• PROBLEM REQUIREMENTS
Write out the data exactly, every line included.

GIVEN RECORDS START

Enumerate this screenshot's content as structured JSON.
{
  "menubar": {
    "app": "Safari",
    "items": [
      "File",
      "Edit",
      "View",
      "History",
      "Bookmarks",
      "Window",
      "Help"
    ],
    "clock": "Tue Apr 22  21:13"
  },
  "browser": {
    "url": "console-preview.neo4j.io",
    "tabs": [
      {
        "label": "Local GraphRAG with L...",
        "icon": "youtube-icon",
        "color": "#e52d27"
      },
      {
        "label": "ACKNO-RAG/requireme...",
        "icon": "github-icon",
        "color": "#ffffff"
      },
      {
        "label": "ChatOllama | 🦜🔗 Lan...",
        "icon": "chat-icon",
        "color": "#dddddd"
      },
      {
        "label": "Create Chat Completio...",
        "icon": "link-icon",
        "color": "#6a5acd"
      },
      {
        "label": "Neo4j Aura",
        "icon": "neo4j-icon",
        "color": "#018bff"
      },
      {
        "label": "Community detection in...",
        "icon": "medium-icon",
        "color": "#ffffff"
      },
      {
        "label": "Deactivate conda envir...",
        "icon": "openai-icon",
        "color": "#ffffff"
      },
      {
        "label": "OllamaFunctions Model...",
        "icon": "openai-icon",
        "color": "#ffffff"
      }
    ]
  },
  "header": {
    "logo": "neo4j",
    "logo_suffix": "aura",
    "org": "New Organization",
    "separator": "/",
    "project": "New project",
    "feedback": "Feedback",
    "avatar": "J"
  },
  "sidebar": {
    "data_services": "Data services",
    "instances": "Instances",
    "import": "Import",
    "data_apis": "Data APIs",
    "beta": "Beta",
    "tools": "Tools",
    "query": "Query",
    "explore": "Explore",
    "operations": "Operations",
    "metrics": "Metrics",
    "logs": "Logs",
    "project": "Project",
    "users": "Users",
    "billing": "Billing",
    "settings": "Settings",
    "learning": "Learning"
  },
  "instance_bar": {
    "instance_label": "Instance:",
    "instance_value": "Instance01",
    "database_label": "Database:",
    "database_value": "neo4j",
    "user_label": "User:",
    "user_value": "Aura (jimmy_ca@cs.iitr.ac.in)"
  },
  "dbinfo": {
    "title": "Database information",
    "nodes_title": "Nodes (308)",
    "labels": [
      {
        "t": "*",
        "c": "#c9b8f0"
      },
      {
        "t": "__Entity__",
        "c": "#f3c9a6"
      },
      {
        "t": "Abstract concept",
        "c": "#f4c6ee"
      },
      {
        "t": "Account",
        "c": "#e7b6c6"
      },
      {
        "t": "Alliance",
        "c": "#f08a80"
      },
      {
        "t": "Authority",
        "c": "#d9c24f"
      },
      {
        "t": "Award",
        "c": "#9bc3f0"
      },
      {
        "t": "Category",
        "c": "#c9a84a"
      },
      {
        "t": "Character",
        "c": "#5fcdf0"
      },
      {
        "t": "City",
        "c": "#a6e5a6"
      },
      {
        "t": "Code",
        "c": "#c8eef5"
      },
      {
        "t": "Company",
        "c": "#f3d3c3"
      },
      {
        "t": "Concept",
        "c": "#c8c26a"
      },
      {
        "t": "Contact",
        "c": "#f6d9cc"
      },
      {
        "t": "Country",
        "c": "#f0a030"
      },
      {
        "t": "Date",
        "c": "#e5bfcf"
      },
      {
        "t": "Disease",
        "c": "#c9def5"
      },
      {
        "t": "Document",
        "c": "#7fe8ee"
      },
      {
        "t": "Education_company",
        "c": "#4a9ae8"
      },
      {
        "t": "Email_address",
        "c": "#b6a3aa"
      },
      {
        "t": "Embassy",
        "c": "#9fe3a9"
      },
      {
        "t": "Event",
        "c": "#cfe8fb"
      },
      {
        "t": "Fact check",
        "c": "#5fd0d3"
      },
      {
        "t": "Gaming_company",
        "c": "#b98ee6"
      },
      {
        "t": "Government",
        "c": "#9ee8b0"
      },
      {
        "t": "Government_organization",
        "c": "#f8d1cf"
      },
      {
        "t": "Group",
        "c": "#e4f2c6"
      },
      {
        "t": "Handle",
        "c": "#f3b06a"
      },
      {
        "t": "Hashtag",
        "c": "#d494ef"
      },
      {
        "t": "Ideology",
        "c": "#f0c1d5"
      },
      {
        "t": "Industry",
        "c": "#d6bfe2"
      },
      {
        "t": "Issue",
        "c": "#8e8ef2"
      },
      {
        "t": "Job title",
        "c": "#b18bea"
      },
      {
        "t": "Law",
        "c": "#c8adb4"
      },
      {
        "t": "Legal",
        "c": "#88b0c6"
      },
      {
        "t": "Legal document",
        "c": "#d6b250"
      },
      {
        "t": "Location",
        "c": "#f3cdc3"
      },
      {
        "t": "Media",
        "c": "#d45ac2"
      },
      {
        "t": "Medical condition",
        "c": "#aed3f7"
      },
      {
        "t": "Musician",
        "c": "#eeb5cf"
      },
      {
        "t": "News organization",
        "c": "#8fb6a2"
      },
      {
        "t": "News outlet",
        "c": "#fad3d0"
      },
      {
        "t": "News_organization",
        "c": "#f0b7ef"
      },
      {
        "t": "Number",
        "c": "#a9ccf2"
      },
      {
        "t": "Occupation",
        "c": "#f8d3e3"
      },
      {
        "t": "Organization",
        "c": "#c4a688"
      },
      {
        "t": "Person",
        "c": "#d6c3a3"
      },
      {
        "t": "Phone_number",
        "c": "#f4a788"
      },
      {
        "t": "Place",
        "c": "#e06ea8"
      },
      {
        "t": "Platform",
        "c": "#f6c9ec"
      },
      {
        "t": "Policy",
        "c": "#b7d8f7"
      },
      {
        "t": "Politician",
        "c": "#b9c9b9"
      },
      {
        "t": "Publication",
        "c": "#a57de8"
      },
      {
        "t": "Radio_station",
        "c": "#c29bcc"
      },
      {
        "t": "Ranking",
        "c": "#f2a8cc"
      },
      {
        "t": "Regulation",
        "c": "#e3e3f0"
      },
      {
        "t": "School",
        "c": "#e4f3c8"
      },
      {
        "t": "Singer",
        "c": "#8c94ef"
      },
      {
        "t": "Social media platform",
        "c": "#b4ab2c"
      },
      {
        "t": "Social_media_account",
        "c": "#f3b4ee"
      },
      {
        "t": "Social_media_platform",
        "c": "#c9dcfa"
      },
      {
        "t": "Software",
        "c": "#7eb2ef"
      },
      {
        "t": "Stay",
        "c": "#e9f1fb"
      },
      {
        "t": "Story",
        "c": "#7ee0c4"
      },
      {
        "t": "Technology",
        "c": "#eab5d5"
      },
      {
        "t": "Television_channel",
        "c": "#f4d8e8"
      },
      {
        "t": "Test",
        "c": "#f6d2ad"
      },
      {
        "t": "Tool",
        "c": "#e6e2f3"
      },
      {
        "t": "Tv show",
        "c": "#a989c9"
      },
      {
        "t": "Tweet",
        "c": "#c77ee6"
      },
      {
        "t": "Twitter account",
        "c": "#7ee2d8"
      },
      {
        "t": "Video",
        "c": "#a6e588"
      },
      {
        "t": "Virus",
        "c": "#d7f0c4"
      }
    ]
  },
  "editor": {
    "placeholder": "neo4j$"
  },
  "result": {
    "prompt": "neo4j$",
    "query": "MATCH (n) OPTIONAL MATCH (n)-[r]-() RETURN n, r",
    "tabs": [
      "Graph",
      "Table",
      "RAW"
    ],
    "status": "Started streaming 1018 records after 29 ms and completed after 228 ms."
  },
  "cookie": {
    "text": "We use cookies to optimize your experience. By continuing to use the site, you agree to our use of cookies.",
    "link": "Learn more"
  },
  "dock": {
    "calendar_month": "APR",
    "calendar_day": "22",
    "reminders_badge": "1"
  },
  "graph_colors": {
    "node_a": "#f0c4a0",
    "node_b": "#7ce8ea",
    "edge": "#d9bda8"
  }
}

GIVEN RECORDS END

• EXERCISE RESPONSE
Enumerate this screenshot's content as structured JSON.
{
  "menubar": {
    "app": "Safari",
    "items": [
      "File",
      "Edit",
      "View",
      "History",
      "Bookmarks",
      "Window",
      "Help"
    ],
    "clock": "Tue Apr 22  21:13"
  },
  "browser": {
    "url": "console-preview.neo4j.io",
    "tabs": [
      {
        "label": "Local GraphRAG with L...",
        "icon": "youtube-icon",
        "color": "#e52d27"
      },
      {
        "label": "ACKNO-RAG/requireme...",
        "icon": "github-icon",
        "color": "#ffffff"
      },
      {
        "label": "ChatOllama | 🦜🔗 Lan...",
        "icon": "chat-icon",
        "color": "#dddddd"
      },
      {
        "label": "Create Chat Completio...",
        "icon": "link-icon",
        "color": "#6a5acd"
      },
      {
        "label": "Neo4j Aura",
        "icon": "neo4j-icon",
        "color": "#018bff"
      },
      {
        "label": "Community detection in...",
        "icon": "medium-icon",
        "color": "#ffffff"
      },
      {
        "label": "Deactivate conda envir...",
        "icon": "openai-icon",
        "color": "#ffffff"
      },
      {
        "label": "OllamaFunctions Model...",
        "icon": "openai-icon",
        "color": "#ffffff"
      }
    ]
  },
  "header": {
    "logo": "neo4j",
    "logo_suffix": "aura",
    "org": "New Organization",
    "separator": "/",
    "project": "New project",
    "feedback": "Feedback",
    "avatar": "J"
  },
  "sidebar": {
    "data_services": "Data services",
    "instances": "Instances",
    "import": "Import",
    "data_apis": "Data APIs",
    "beta": "Beta",
    "tools": "Tools",
    "query": "Query",
    "explore": "Explore",
    "operations": "Operations",
    "metrics": "Metrics",
    "logs": "Logs",
    "project": "Project",
    "users": "Users",
    "billing": "Billing",
    "settings": "Settings",
    "learning": "Learning"
  },
  "instance_bar": {
    "instance_label": "Instance:",
    "instance_value": "Instance01",
    "database_label": "Database:",
    "database_value": "neo4j",
    "user_label": "User:",
    "user_value": "Aura (jimmy_ca@cs.iitr.ac.in)"
  },
  "dbinfo": {
    "title": "Database information",
    "nodes_title": "Nodes (308)",
    "labels": [
      {
        "t": "*",
        "c": "#c9b8f0"
      },
      {
        "t": "__Entity__",
        "c": "#f3c9a6"
      },
      {
        "t": "Abstract concept",
        "c": "#f4c6ee"
      },
      {
        "t": "Account",
        "c": "#e7b6c6"
      },
      {
        "t": "Alliance",
        "c": "#f08a80"
      },
      {
        "t": "Authority",
        "c": "#d9c24f"
      },
      {
        "t": "Award",
        "c": "#9bc3f0"
      },
      {
        "t": "Category",
        "c": "#c9a84a"
      },
      {
        "t": "Character",
        "c": "#5fcdf0"
      },
      {
        "t": "City",
        "c": "#a6e5a6"
      },
      {
        "t": "Code",
        "c": "#c8eef5"
      },
      {
        "t": "Company",
        "c": "#f3d3c3"
      },
      {
        "t": "Concept",
        "c": "#c8c26a"
      },
      {
        "t": "Contact",
        "c": "#f6d9cc"
      },
      {
        "t": "Country",
        "c": "#f0a030"
      },
      {
        "t": "Date",
        "c": "#e5bfcf"
      },
      {
        "t": "Disease",
        "c": "#c9def5"
      },
      {
        "t": "Document",
        "c": "#7fe8ee"
      },
      {
        "t": "Education_company",
        "c": "#4a9ae8"
      },
      {
        "t": "Email_address",
        "c": "#b6a3aa"
      },
      {
        "t": "Embassy",
        "c": "#9fe3a9"
      },
      {
        "t": "Event",
        "c": "#cfe8fb"
      },
      {
        "t": "Fact check",
        "c": "#5fd0d3"
      },
      {
        "t": "Gaming_company",
        "c": "#b98ee6"
      },
      {
        "t": "Government",
        "c": "#9ee8b0"
      },
      {
        "t": "Government_organization",
        "c": "#f8d1cf"
      },
      {
        "t": "Group",
        "c": "#e4f2c6"
      },
      {
        "t": "Handle",
        "c": "#f3b06a"
      },
      {
        "t": "Hashtag",
        "c": "#d494ef"
      },
      {
        "t": "Ideology",
        "c": "#f0c1d5"
      },
      {
        "t": "Industry",
        "c": "#d6bfe2"
      },
      {
        "t": "Issue",
        "c": "#8e8ef2"
      },
      {
        "t": "Job title",
        "c": "#b18bea"
      },
      {
        "t": "Law",
        "c": "#c8adb4"
      },
      {
        "t": "Legal",
        "c": "#88b0c6"
      },
      {
        "t": "Legal document",
        "c": "#d6b250"
      },
      {
        "t": "Location",
        "c": "#f3cdc3"
      },
      {
        "t": "Media",
        "c": "#d45ac2"
      },
      {
        "t": "Medical condition",
        "c": "#aed3f7"
      },
      {
        "t": "Musician",
        "c": "#eeb5cf"
      },
      {
        "t": "News organization",
        "c": "#8fb6a2"
      },
      {
        "t": "News outlet",
        "c": "#fad3d0"
      },
      {
        "t": "News_organization",
        "c": "#f0b7ef"
      },
      {
        "t": "Number",
        "c": "#a9ccf2"
      },
      {
        "t": "Occupation",
        "c": "#f8d3e3"
      },
      {
        "t": "Organization",
        "c": "#c4a688"
      },
      {
        "t": "Person",
        "c": "#d6c3a3"
      },
      {
        "t": "Phone_number",
        "c": "#f4a788"
      },
      {
        "t": "Place",
        "c": "#e06ea8"
      },
      {
        "t": "Platform",
        "c": "#f6c9ec"
      },
      {
        "t": "Policy",
        "c": "#b7d8f7"
      },
      {
        "t": "Politician",
        "c": "#b9c9b9"
      },
      {
        "t": "Publication",
        "c": "#a57de8"
      },
      {
        "t": "Radio_station",
        "c": "#c29bcc"
      },
      {
        "t": "Ranking",
        "c": "#f2a8cc"
      },
      {
        "t": "Regulation",
        "c": "#e3e3f0"
      },
      {
        "t": "School",
        "c": "#e4f3c8"
      },
      {
        "t": "Singer",
        "c": "#8c94ef"
      },
      {
        "t": "Social media platform",
        "c": "#b4ab2c"
      },
      {
        "t": "Social_media_account",
        "c": "#f3b4ee"
      },
      {
        "t": "Social_media_platform",
        "c": "#c9dcfa"
      },
      {
        "t": "Software",
        "c": "#7eb2ef"
      },
      {
        "t": "Stay",
        "c": "#e9f1fb"
      },
      {
        "t": "Story",
        "c": "#7ee0c4"
      },
      {
        "t": "Technology",
        "c": "#eab5d5"
      },
      {
        "t": "Television_channel",
        "c": "#f4d8e8"
      },
      {
        "t": "Test",
        "c": "#f6d2ad"
      },
      {
        "t": "Tool",
        "c": "#e6e2f3"
      },
      {
        "t": "Tv show",
        "c": "#a989c9"
      },
      {
        "t": "Tweet",
        "c": "#c77ee6"
      },
      {
        "t": "Twitter account",
        "c": "#7ee2d8"
      },
      {
        "t": "Video",
        "c": "#a6e588"
      },
      {
        "t": "Virus",
        "c": "#d7f0c4"
      }
    ]
  },
  "editor": {
    "placeholder": "neo4j$"
  },
  "result": {
    "prompt": "neo4j$",
    "query": "MATCH (n) OPTIONAL MATCH (n)-[r]-() RETURN n, r",
    "tabs": [
      "Graph",
      "Table",
      "RAW"
    ],
    "status": "Started streaming 1018 records after 29 ms and completed after 228 ms."
  },
  "cookie": {
    "text": "We use cookies to optimize your experience. By continuing to use the site, you agree to our use of cookies.",
    "link": "Learn more"
  },
  "dock": {
    "calendar_month": "APR",
    "calendar_day": "22",
    "reminders_badge": "1"
  },
  "graph_colors": {
    "node_a": "#f0c4a0",
    "node_b": "#7ce8ea",
    "edge": "#d9bda8"
  }
}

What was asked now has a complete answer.